The main difference between PIP and Med-Pay is that Med-Pay covers your medical expenses – and those of anyone under your policy – resulting from an auto accident. PIP, on the other hand, covers your medical expense and lost earnings, and may provide certain death benefits on top, if the need arises. It should be noted, however, that neither is a substitute for regular health insurance.

Contact an Experienced Personal Injury Attorney Today

Personal injury lawyers handle personal injury cases that involve both Med-Pay and liability payments to people injured in accidents. If you have questions about Med-Pay and PIP and how they can be used to pay for the medical treatment that you or someone you love needs, call a qualified injury attorney.

Greyhound Pays $6 Million to Settle Bus Turnover Case

After failing to block a court-ordered sleep apnea test for one of its drivers, Greyhound Lines reached a $6 million settlement with five passengers injured on a 2013 trip between Cincinnati and Detroit, when the bus drove off Interstate 70 in the middle of the night. By the time the bus came to rest, it had traveled at least a hundred feet off the highway and turned over several times.

The lead plaintiff maintained the bus driver had passed out; she and four other passengers suffered varied injuries, including neck and back injuries and compound fractures. They sued the bus line and the driver in Texas, where Greyhound is headquartered.

A key issue was why the driver lost consciousness; lawyers for Greyhound argued it was because he choked on some coffee he was drinking behind the wheel. But the Houston-based personal injury attorney representing the plaintiffs discovered that, five weeks before the crash, a Department of Transportation medical examiner who suspected the driver had sleep apnea and had advised the company to have the driver tested for that condition.

A frequently undiagnosed breathing disorder, in sleep apnea breathing is interrupted during a sleep session as often as hundreds of times. Left untreated, it can cause cardiovascular problems and chronic fatigue. The National Transportation Safety Board says driver fatigue is a factor in one-fifth of traffic accidents seen in its investigations.

To hold a commercial driver’s license, a driver must meet the standards set by the Department of Transportation’s Federal Motor Carrier Safety Administration (FMCSA), for knowledge, skills, and physical fitness; regular medical examinations are required.

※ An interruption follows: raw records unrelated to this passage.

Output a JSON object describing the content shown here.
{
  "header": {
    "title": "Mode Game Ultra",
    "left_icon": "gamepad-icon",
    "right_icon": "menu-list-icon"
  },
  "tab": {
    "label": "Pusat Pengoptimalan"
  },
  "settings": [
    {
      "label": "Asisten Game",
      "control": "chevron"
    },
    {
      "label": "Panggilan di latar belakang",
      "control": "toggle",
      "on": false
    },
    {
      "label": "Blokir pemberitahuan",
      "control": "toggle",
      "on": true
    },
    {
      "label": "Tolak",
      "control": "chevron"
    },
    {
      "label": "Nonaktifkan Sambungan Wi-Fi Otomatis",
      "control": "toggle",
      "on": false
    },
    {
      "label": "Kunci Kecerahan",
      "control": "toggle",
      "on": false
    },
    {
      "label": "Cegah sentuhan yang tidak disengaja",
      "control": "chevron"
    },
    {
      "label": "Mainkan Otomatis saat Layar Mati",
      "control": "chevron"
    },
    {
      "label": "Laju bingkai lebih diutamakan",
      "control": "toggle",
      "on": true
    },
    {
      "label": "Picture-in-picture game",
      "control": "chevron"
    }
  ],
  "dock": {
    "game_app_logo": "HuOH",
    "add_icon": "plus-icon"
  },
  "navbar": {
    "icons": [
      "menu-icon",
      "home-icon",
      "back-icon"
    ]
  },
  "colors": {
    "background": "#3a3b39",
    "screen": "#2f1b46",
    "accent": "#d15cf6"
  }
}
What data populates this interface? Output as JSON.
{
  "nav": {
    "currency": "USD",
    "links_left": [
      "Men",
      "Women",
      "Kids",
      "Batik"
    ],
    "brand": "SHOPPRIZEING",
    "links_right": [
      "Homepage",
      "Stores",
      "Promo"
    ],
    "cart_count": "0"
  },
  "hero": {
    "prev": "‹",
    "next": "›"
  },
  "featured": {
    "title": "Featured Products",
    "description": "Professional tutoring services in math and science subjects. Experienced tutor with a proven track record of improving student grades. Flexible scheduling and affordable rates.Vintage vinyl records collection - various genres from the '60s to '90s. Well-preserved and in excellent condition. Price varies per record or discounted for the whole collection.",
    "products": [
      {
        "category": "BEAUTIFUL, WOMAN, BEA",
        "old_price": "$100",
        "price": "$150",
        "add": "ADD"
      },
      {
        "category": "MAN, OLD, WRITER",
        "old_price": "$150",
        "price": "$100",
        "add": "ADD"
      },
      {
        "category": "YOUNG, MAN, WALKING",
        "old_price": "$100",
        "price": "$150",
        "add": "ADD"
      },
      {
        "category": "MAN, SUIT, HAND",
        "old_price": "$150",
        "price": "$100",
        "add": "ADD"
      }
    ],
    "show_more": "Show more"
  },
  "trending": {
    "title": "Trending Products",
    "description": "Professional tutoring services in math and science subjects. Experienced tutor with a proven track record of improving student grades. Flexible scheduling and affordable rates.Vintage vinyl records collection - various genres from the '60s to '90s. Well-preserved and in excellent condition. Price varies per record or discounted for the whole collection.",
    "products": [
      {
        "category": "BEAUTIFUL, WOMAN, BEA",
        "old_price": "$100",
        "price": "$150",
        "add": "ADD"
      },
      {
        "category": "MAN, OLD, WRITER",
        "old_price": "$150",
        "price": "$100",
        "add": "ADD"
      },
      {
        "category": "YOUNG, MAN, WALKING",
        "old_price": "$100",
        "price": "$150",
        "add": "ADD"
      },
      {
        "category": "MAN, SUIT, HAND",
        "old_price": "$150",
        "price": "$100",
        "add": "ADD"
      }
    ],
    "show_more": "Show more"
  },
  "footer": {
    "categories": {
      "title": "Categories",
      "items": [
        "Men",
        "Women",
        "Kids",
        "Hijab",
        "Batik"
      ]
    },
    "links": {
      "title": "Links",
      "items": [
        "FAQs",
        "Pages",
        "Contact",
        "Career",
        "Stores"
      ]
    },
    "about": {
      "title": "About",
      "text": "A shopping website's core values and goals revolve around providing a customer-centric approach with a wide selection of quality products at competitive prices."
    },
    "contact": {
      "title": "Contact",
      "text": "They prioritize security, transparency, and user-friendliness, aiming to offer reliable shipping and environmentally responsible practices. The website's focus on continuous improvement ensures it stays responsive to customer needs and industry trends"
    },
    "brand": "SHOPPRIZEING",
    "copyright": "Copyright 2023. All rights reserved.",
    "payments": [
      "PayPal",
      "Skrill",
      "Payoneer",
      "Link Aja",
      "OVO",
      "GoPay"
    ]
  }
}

Medical examiners are responsible for certifying a driver is fit to drive, not diagnosing or treating conditions. A medical examiner who suspects a driver has an undiagnosed or deteriorating condition must refer the driver to additional evaluation or testing.

Because Greyhound had not acted on the medical examiner’s warning and allowed the driver to stay on the road untested, plaintiffs asked the trial judge to order sleep apnea testing for the bus driver. Greyhound strenuously objected, but the judge agreed. Greyhound unsuccessfully appealed the order. Once it became clear the test would be done, the company began serious settlement talks, which led to the $6 million agreement.

How federal regulators should deal with sleep apnea remains a source of some controversy. In 2008, agency medical advisors had recommended screening all drivers for sleep apnea. But the FMCSA has never adopted official guidance on testing sleep apnea, much less mandated it. (Proposed guidance was withdrawn in April 2012, a week after it was proposed).

Following industry complaints some medical examiners were ordering testing based on unofficial criteria – such as the driver’s body mass index or neck size – in the fall of 2013, Congress passed, and President Obama signed, a law barring FMCSA from basing its sleep apnea policy merely on guidance statements; So if the agency wants to require sleep apnea testing, it must use formal rulemaking. To date, the agency has not issued official guidance or started rulemaking in the area.